Whenever Marnie Oursler starts a new design project, the challenge lies in the fact that there’s no blueprint—literally. The builder, designer and owner of Marnie Custom Homes works directly with families to construct their ideal abode, from mood boards to the final nail.
“I never get bored,” she declares, “because we’ve never built that particular house before. …Most houses we build, I’ve touched every inch—exterior design and interior design.”
Surfside in Bethany Beach is one such project.
The 7,600-square-foot part-time residence was designed in partnership with architect Scott Edmonson. As plans for the home took shape, the pair kept its location in mind. While inspired by modern California design, the four-story beach house nevertheless fits right in along the Delaware coast, thanks to its more old-fashioned pointed roofline. The interior’s muted blues and grays, and clean whites, match the shore just beyond the home’s back walls, which are almost entirely glass. An additional 1,400 square feet of deck space affords even more opportunities to enjoy the views. Furnishings from RH complete the home’s clean yet cozy aesthetic.

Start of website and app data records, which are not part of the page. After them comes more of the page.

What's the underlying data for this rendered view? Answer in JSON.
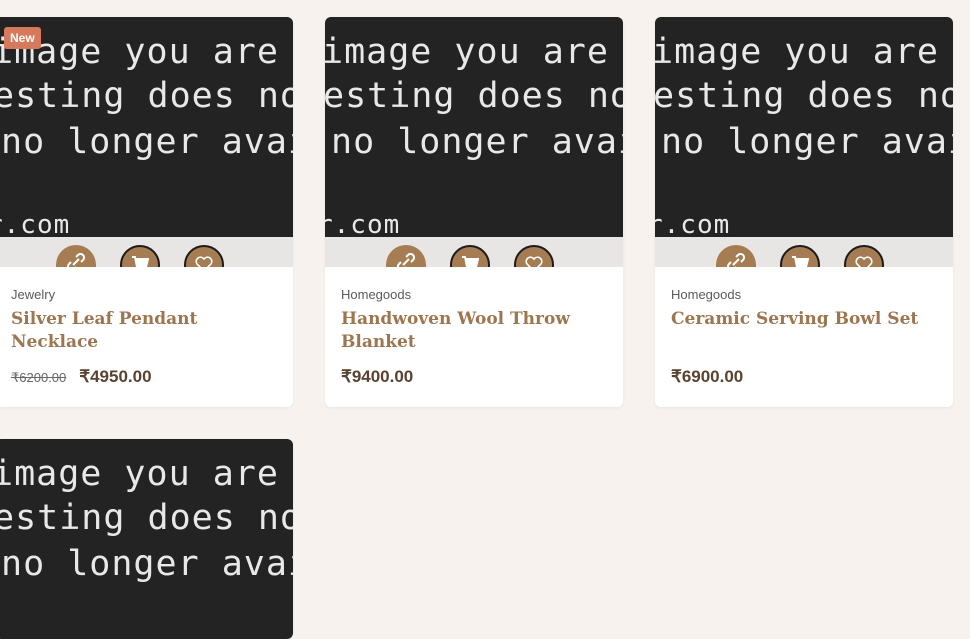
{
  "placeholder_lines": [
    "image you are",
    "esting does not r",
    "no longer availa",
    "r.com"
  ],
  "badge": "New",
  "action_icons": [
    "link-icon",
    "cart-icon",
    "heart-icon"
  ],
  "products": [
    {
      "category": "Jewelry",
      "name": "Silver Leaf Pendant Necklace",
      "old_price": "₹6200.00",
      "price": "₹4950.00"
    },
    {
      "category": "Homegoods",
      "name": "Handwoven Wool Throw Blanket",
      "price": "₹9400.00"
    },
    {
      "category": "Homegoods",
      "name": "Ceramic Serving Bowl Set",
      "price": "₹6900.00"
    }
  ],
  "colors": {
    "accent": "#a67c52",
    "badge": "#d77a5b",
    "title": "#9d7650",
    "background": "#f7f2ee"
  }
}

“An outdoor shower and laundry unit is ideal for keeping a day in the sand and surf out of the house.”
The surrounds are especially spectacular from the fourth floor, which is entirely dedicated to a spacious master suite, which consists of a private sitting room, roomy closets and a private deck, plus a spectacular bathroom with a veined porcelain shower and a luxurious free-standing double-slipper tub. Oursler placed the vanity (complete with his-and-hers sinks) on the wall facing the ocean, so anyone walking in is greeted by the stunning sight of the sea reflected in the vanity mirror.
While the top floor provides a private escape, Surfside’s lower levels are all about entertaining. Durable porcelain countertops, a 48-inch range, a generously sized butler’s pantry and multiple sinks and fridges make prepping snacks for guests a breeze. Up to nine visitors can perch at the kitchen’s two islands. Another 10 can settle at a large dining table nearby.
“While inspired by modern California design, the four-story beach house nevertheless fits right in along the Delaware coast.”
The airy, open floor plan features a seamless flow between the kitchen, dining room, bar and lounge areas. The great room boasts dramatic shiplap cathedral ceilings and a comfy sectional for relaxing in front of the television or curling up beside the concrete fireplace on cool nights. Balmy summer days are best spent out on two decks, perfect for grilling or just watching the waves.
In addition to six standard bedrooms, the home’s grown-up, summer camp–style bunk room—a Marnie signature—comfortably fits six king-size beds and two twins, each equipped with light switches, outlets and nooks for water, phones and books. There’s extra storage underneath the bunks, too, all in accordance with Oursler’s mission to make each space as practical as possible. “It’s one thing to design something that looks amazing,” she says. “But you can never use it if you can’t change the sheets.”
Addressing the residents’ core needs without compromising on luxury required creative solutions. Those spectacular windows, for example, can let in a lot of heat. Oursler avoided blocking even an inch of the home’s shoreline vistas with bulky valances by building window treatment cavities into the ceiling. Need privacy or protection from the sun? Simply hit a button and the blinds descend.
The ground-floor exterior space makes the most of its shoreline location. A clear path to the beach makes toting umbrellas and coolers from the spacious storage area in the backyard a breeze, while an outdoor shower and laundry unit is ideal for keeping a day in the sand and surf out of the house.
Surfside’s open concept presented its own difficulties: With so few interior supporting walls, the home’s support comes primarily from sturdy steel framing, which can be hard to work around when inputting essentials like ducts and plumbing. But Oursler sees architectural “toughies” as an opportunity to play. “It’s like, oh, we can make it cool. We can hide the steel, turn it into a coffered ceiling, and nobody would know,” she explains. “That’s what makes it exciting and fun.”
Even more rewarding? Getting to see the look on clients’ faces when they walk into their finished home for the first time. “They’re moving in and they’re just [shedding] tears of joy,” Oursler describes. “It didn’t look like a house to them for so long. And then suddenly they’re living in it and they’re like, ‘Oh, my gosh. This is ours.’”
Although Surfside’s residents eagerly followed the building process, they found themselves floored by the final product. Of course, creating a showstopper is all in a day’s work for Oursler: “The goal is to make a work of art every time we build a house.”